▸ **WORK ORDER**: Look through the entries that follow and return each line that has the string "custom".
--- GIVEN DATA ---
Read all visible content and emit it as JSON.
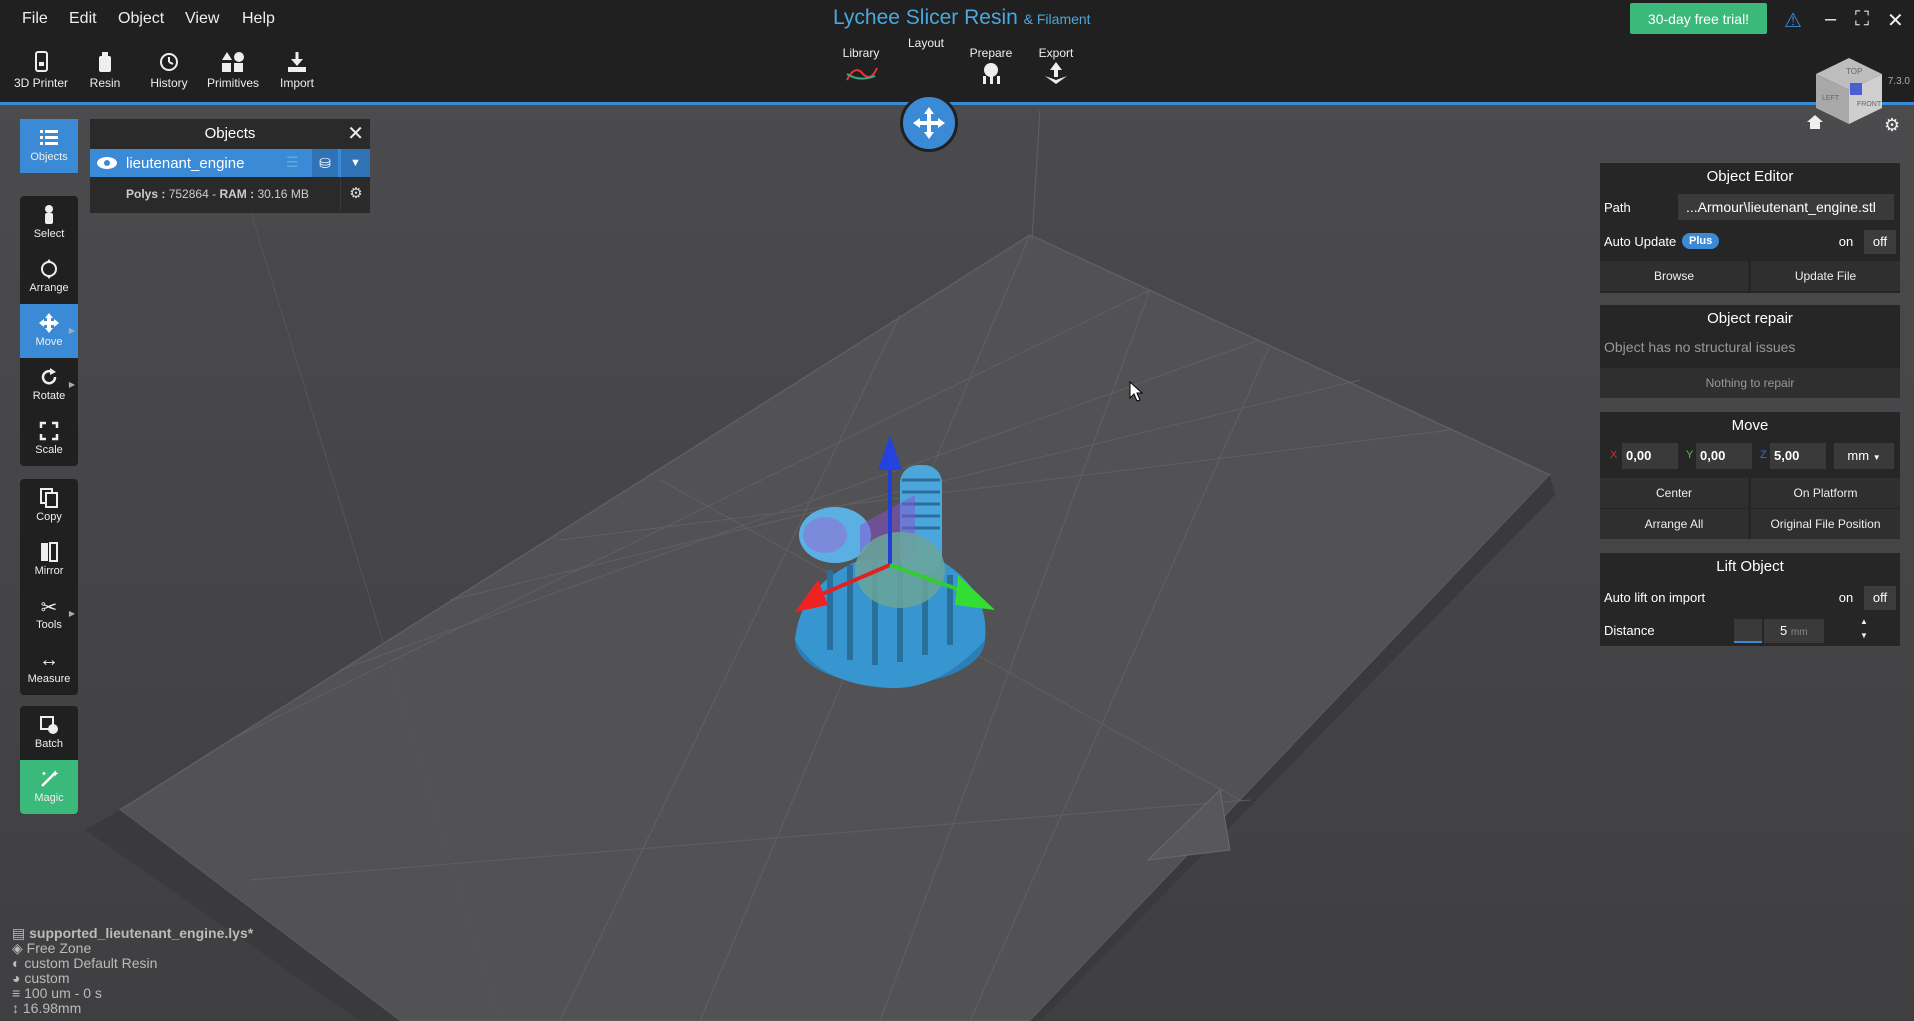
{
  "menu": [
    "File",
    "Edit",
    "Object",
    "View",
    "Help"
  ],
  "app": {
    "title": "Lychee Slicer Resin",
    "subtitle": "& Filament",
    "trial": "30-day free trial!",
    "version": "7.3.0"
  },
  "toolbar_left": [
    {
      "label": "3D Printer",
      "icon": "printer-icon"
    },
    {
      "label": "Resin",
      "icon": "resin-bottle-icon"
    },
    {
      "label": "History",
      "icon": "history-icon"
    },
    {
      "label": "Primitives",
      "icon": "shapes-icon"
    },
    {
      "label": "Import",
      "icon": "import-icon"
    }
  ],
  "workflow_tabs": [
    {
      "label": "Library",
      "icon": "library-icon"
    },
    {
      "label": "Layout",
      "icon": "move-arrows-icon",
      "active": true
    },
    {
      "label": "Prepare",
      "icon": "supports-icon"
    },
    {
      "label": "Export",
      "icon": "export-icon"
    }
  ],
  "view_cube": {
    "top": "TOP",
    "left": "LEFT",
    "front": "FRONT"
  },
  "rail": [
    [
      {
        "label": "Objects",
        "icon": "list-icon",
        "active": true
      }
    ],
    [
      {
        "label": "Select",
        "icon": "pointer-icon"
      },
      {
        "label": "Arrange",
        "icon": "arrange-icon"
      },
      {
        "label": "Move",
        "icon": "move-icon",
        "active": true
      },
      {
        "label": "Rotate",
        "icon": "rotate-icon"
      },
      {
        "label": "Scale",
        "icon": "scale-icon"
      }
    ],
    [
      {
        "label": "Copy",
        "icon": "copy-icon"
      },
      {
        "label": "Mirror",
        "icon": "mirror-icon"
      },
      {
        "label": "Tools",
        "icon": "scissors-icon"
      },
      {
        "label": "Measure",
        "icon": "measure-icon"
      }
    ],
    [
      {
        "label": "Batch",
        "icon": "batch-icon"
      },
      {
        "label": "Magic",
        "icon": "magic-wand-icon"
      }
    ]
  ],
  "objects_panel": {
    "title": "Objects",
    "object_name": "lieutenant_engine",
    "polys_label": "Polys :",
    "polys_value": "752864",
    "sep": "-",
    "ram_label": "RAM :",
    "ram_value": "30.16 MB"
  },
  "object_editor": {
    "title": "Object Editor",
    "path_label": "Path",
    "path_value": "...Armour\\lieutenant_engine.stl",
    "auto_update_label": "Auto Update",
    "plus_badge": "Plus",
    "on": "on",
    "off": "off",
    "browse": "Browse",
    "update_file": "Update File"
  },
  "object_repair": {
    "title": "Object repair",
    "message": "Object has no structural issues",
    "button": "Nothing to repair"
  },
  "move": {
    "title": "Move",
    "x_label": "X",
    "x": "0,00",
    "y_label": "Y",
    "y": "0,00",
    "z_label": "Z",
    "z": "5,00",
    "unit": "mm",
    "center": "Center",
    "on_platform": "On Platform",
    "arrange_all": "Arrange All",
    "original_position": "Original File Position"
  },
  "lift": {
    "title": "Lift Object",
    "auto_lift_label": "Auto lift on import",
    "on": "on",
    "off": "off",
    "distance_label": "Distance",
    "distance_value": "5",
    "distance_unit": "mm"
  },
  "status": {
    "file": "supported_lieutenant_engine.lys*",
    "zone": "Free Zone",
    "resin": "custom Default Resin",
    "profile": "custom",
    "layer": "100 um - 0 s",
    "height": "16.98mm"
  },
  "colors": {
    "accent": "#3a8ad6",
    "trial": "#3bb97a",
    "title": "#4aa8dd",
    "magic": "#3bb97a"
  }
}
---
▸ **THE ANSWER**:
    "resin": "custom Default Resin",
    "profile": "custom",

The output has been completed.